One of the few upsides to being dragged 5,352 miles away from her family and friends is that teenagers start driving earlier here. They study an online theory course when they’re 15. When they’re 15½ (and they’ve passed the online theory test), they get a learner’s permit. And when they’re 16, they can take a behind-the-wheel test and start driving around the country, utterly unsupervised. Which means that Gabriella started driving everywhere as a learner when she was only 15. She couldn’t wait to tell to her friends in England when she saw them over the New Year.

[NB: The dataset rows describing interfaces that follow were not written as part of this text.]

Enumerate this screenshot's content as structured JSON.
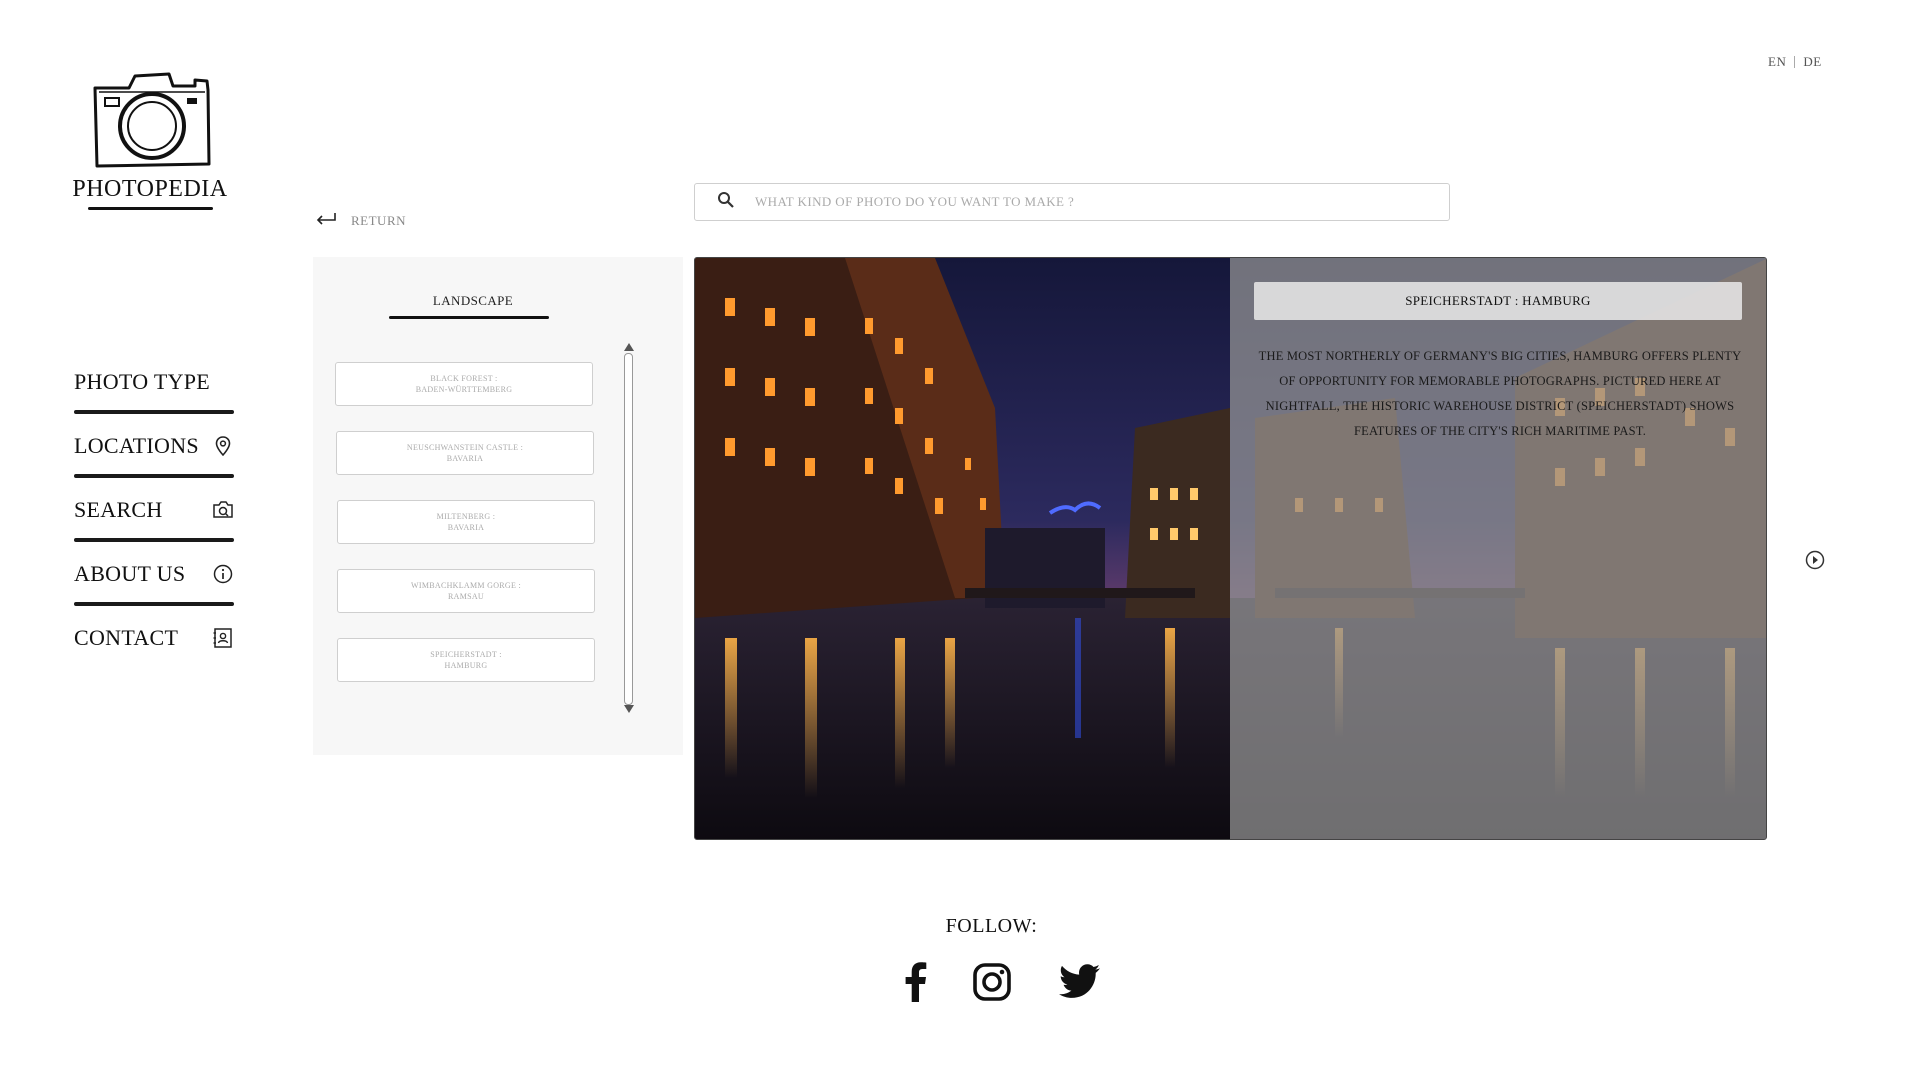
{
  "app": {
    "name": "PHOTOPEDIA"
  },
  "language": {
    "options": [
      "EN",
      "DE"
    ],
    "selected": "EN"
  },
  "nav": {
    "items": [
      {
        "label": "PHOTO TYPE",
        "icon": ""
      },
      {
        "label": "LOCATIONS",
        "icon": "map-pin-icon"
      },
      {
        "label": "SEARCH",
        "icon": "camera-search-icon"
      },
      {
        "label": "ABOUT US",
        "icon": "info-icon"
      },
      {
        "label": "CONTACT",
        "icon": "contact-card-icon"
      }
    ]
  },
  "return_label": "RETURN",
  "search": {
    "placeholder": "WHAT KIND OF PHOTO DO YOU WANT TO MAKE ?",
    "value": ""
  },
  "panel": {
    "title": "LANDSCAPE",
    "locations": [
      {
        "line1": "BLACK FOREST :",
        "line2": "BADEN-WÜRTTEMBERG"
      },
      {
        "line1": "NEUSCHWANSTEIN CASTLE :",
        "line2": "BAVARIA"
      },
      {
        "line1": "MILTENBERG :",
        "line2": "BAVARIA"
      },
      {
        "line1": "WIMBACHKLAMM GORGE :",
        "line2": "RAMSAU"
      },
      {
        "line1": "SPEICHERSTADT :",
        "line2": "HAMBURG"
      }
    ]
  },
  "feature": {
    "title": "SPEICHERSTADT : HAMBURG",
    "description": "THE MOST NORTHERLY OF GERMANY'S BIG CITIES, HAMBURG OFFERS PLENTY OF OPPORTUNITY FOR MEMORABLE PHOTOGRAPHS. PICTURED HERE AT NIGHTFALL, THE HISTORIC WAREHOUSE DISTRICT (SPEICHERSTADT) SHOWS FEATURES OF THE CITY'S RICH MARITIME PAST."
  },
  "footer": {
    "follow_label": "FOLLOW:",
    "social": [
      "facebook-icon",
      "instagram-icon",
      "twitter-icon"
    ]
  }
}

There are two major differences about learning in America that almost make up for allowing kids to drive so crazily young. The first is legal: for a year after passing the driving test, it’s illegal for her to drive, unsupervised, with passengers under the age of 20 (without permission, and she won’t be getting ours!), so she can get comfortable on the roads without distractions. And the law imposes a curfew of 11pm each night.
The second is practical: almost every car in America is automatic, so she learnt how to navigate the roads without having to work out how to change gears at the same time. This meant that Gabriella became competent enough by the end of her first lesson that the instructor directed her back home via the motorway! Ian was in the car (at the instructor’s request, so he could see how Gabriella was being taught) and said that the instructor had nerves of steel. His own hair – what little of it there is – turned whiter during the course of the lesson. Gabriella has yet to learn how to drive a manual (stick shift) car, and she’ll need to know how when she drives in Britain.
The oddest difference about teens learning to drive here, though, is the cost of the insurance. While still learning, the extra charge for insuring a car is zero. Really. There aren’t many things that are cheaper here than in Britain – in fact, the only other thing I can think of is cinema tickets – but this is one of them. Once a teen passes her test, there is a charge, but it’s still less than half the cost of insurance in Britain.
Today was a Big Day for Gabriella, because she passed her test. At 16 years and 2 months. More than a year earlier than if she’d been in Britain. And before her English peers are even beginning to dream of driving.
She was so excited, she offered to go to the supermarket for me, just so she could drive. And since she can’t drink until she’s 21, she’s our designated driver for the next 5 years. Brrrm brrrm.